Holly Rankin is a young singer/songwriter who has a deep appreciation for the area she grew up in and the people who have influenced her music. Focus speaks with Holly as she prepares to launch her CD and do a string of shows along the East Coast of Australia with her band ‘Desire the Horse’.
Hi Holly, tell us where you hail from, and what was it like to grow up in the local area.
I hail from the golden One Mile Beach, northern end. I have lived in Forster since I escaped the womb 18 years ago. Growing up in such a small town with the ocean and the beautiful surrounds was incredible. I couldn’t have asked for a better place to learn about nature and people.
My dad used to take me on camping adventures all the time – to Wallis Island and out to Diamond Beach, then as I grew older my friends and I adventured/still adventure at Seals Rocks, Old Bar, Palms, Treachery and Bulls Paddock.
I think by having all of the open space around me I had time to think about a lot of things and create a somewhat grounded view of the world.
Your voicemail is simply ‘Tambourine Man’ by Bob Dylan! Do you draw inspiration from musicians such as Dylan, and why does this era affect you?
Oh yes, my voicemail. I hate trying to make the perfect one, so I let Bob take the reigns. I do draw a lot of inspiration from historical musicians – especially ‘Bob darling’. I could go on forever about all of the different eras of music that I love, but Dylan’s era – the ‘60s and ‘70s – has had a huge impact on how I approach music and how I listen to it.
Figures from that era in music and popular culture like Dylan, Jim Morrison, poet Allen Ginsberg, The Beatles and folk singer Joan Baez had hold of some kind of magical power (through their creativity) that influenced people’s being so directly with such relevent messages.
Similar to the romantic era, they channelled pure creativity and art into their audiences, bringing their audience back into some kind of mass tribal consciousness. Very Avatar. I have a theory that the ‘60s were a practice for the revolution that is happening/will happen now – our society is very messed up. It is more of a hope.
Desire the Horse is an interesting title for the band. How did it come about?
Desire the Horse are some words from one of my favourite Leonard Cohen poems from his latest work, ‘The Book Of Longing’.
The stanza it is from sums up why I write music.
I followed the course from chaos to art
Desire the horse, Depression the Cart.
Who are the other members of the band, and what is their role?
Trevor Davies plays electric guitar, Aarron Ballantyne plays bass, Luke Dixon plays drums, Angela Lisa sings with me on some songs. They are all from Sydney.
Desire the Horse also has a small entourage of dear friends who sing and clap at each show. They are known as The Sunflowers, and consists of Steffi Davis, Grace Gooley, Fern Champion, Tarik Power, Sophie Curtis, Ash Schumann, Curtis Champion, Alex Godwin and Lara Haddon. The Sunflowers are Forsterians.

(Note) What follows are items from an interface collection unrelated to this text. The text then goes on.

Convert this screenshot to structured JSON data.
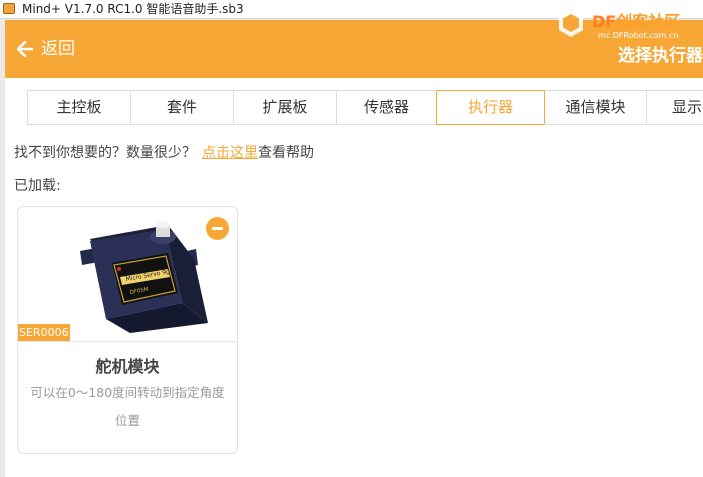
{
  "window": {
    "title": "Mind+ V1.7.0 RC1.0   智能语音助手.sb3"
  },
  "watermark": {
    "brand_df": "DF",
    "brand_rest": "创客社区",
    "url": "mc.DFRobot.com.cn"
  },
  "header": {
    "back_label": "返回",
    "title": "选择执行器"
  },
  "tabs": [
    {
      "label": "主控板",
      "active": false
    },
    {
      "label": "套件",
      "active": false
    },
    {
      "label": "扩展板",
      "active": false
    },
    {
      "label": "传感器",
      "active": false
    },
    {
      "label": "执行器",
      "active": true
    },
    {
      "label": "通信模块",
      "active": false
    },
    {
      "label": "显示",
      "active": false
    }
  ],
  "help": {
    "prefix": "找不到你想要的？数量很少？",
    "link": "点击这里",
    "suffix": "查看帮助"
  },
  "loaded_label": "已加载:",
  "cards": [
    {
      "sku": "SER0006",
      "name": "舵机模块",
      "description": "可以在0～180度间转动到指定角度位置"
    }
  ],
  "colors": {
    "accent": "#f7a735",
    "header_bg": "#f7a735"
  }
}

You have described your music as experimental folk mixed with a bit of psychedelic. How were you exposed to these ‘not so typical styles’? And what appeals to you most about the ‘left of centre’ genres?
I was exposed to these styles of music through reading. At a young age I stopped buying Dolly to purchase Rolling Stone, and through that magazine I discovered the world of music.
I read a lot of music biographies and watch any documentary I can. For me it is important to understand the musical context that we live in.
You play the guitar and sing in Desire the Horse. How long have you been entertaining?
I have written songs and poetry from around 8, but I have been playing the guitar since I was 14.
This month, you are launching your EP in Sydney and playing a number of venues – like World Bar, the Basement and Ruby Rabbit in Kings Cross. How did you get bookings at such high profile spots?
I am not too sure … perhaps a combination of bowstaff skills, emailing skills, nunchuck skills, friend skills, drawing skills. It is really just a matter of having a passion for your music and a few persuasive words.
What is the general reaction from crowds when you play?
Once a man said that he fell into a deep trance. Others say that the music is haunting, calming …
You have a bohemian vibe about you – would you agree? And where do you draw your biggest inspirations from in life?
I googled ‘Bohemian’ and the spiderweb said that ‘Bohemians can be wanderers, adventurers, or vagabonds.’ That sounds fun.
My inspirations consist of: my brother Reuben, my sister Shannon, dreams, my dogs, Sam and Simon, John Diamond, children, people on trains, the ocean, anarchy/utopia/freedom/peace, Arthur Rimbaud, Jim Morrison, The Sunflowers, John Frusciante, The Moon.
Thank you Holly.